CAUSES for anacidity in various forms of gastric disease have constituted the basis for numerous studies, and different conclusions have been reached. Such studies go back many years. Among the earlier workers were Ewald,1 who observed complete anacidity in the presence of total atrophy of the gastric mucosa, and Einhorn,2 who recognized anacidity as a functional nervous disorder. Martius3 visualized it as a congenital defect.
Among the more outstanding proponents of chronic gastritis as the major cause of true anacidity were Faber4 and his co-workers. Faber determined that ranges of gastric acidity coincided excellently with anatomic changes observable through anatomic investigations of gastritis. "Anacidity is certainly a natural consequence in the severe atrophic forms, but in the less advanced cases we cannot estimate the degree of secretion disturbance from the anatomic picture."

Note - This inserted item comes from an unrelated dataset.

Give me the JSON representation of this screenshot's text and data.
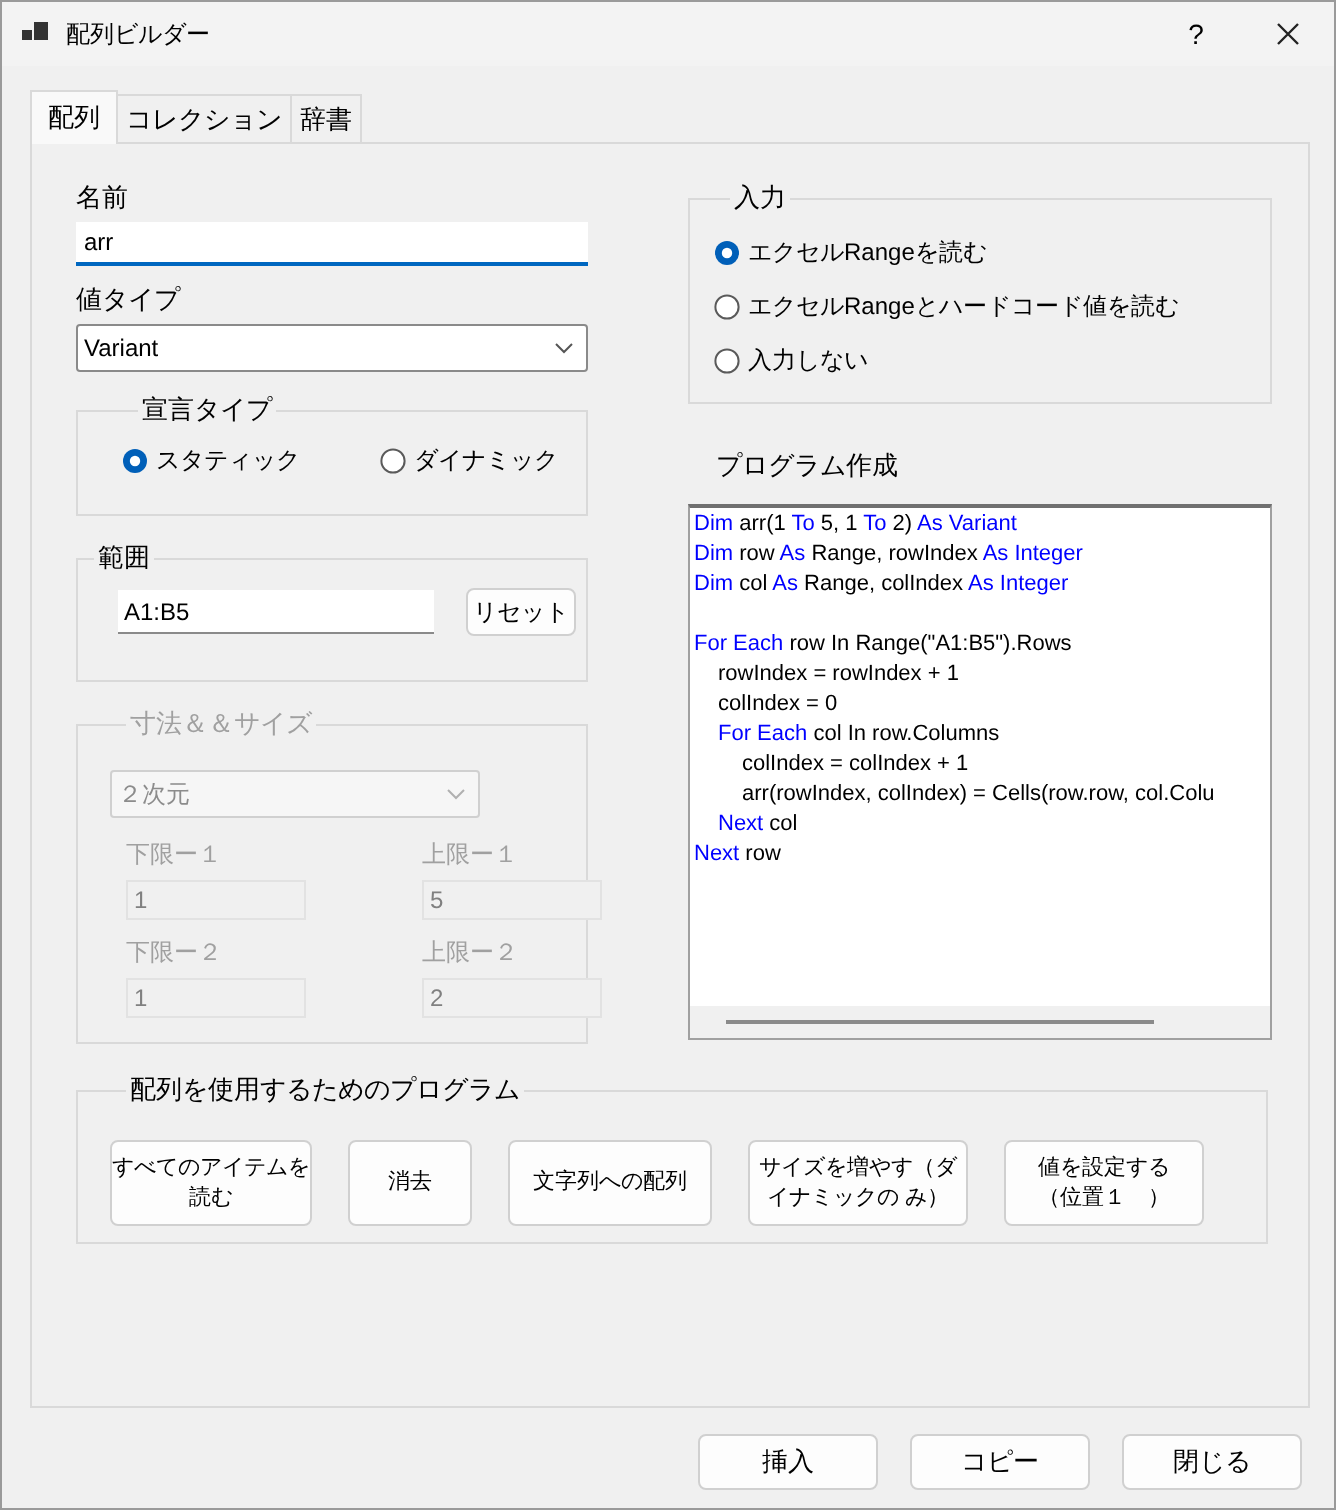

That other influences may be involved as causes in some cases of true achlorhydria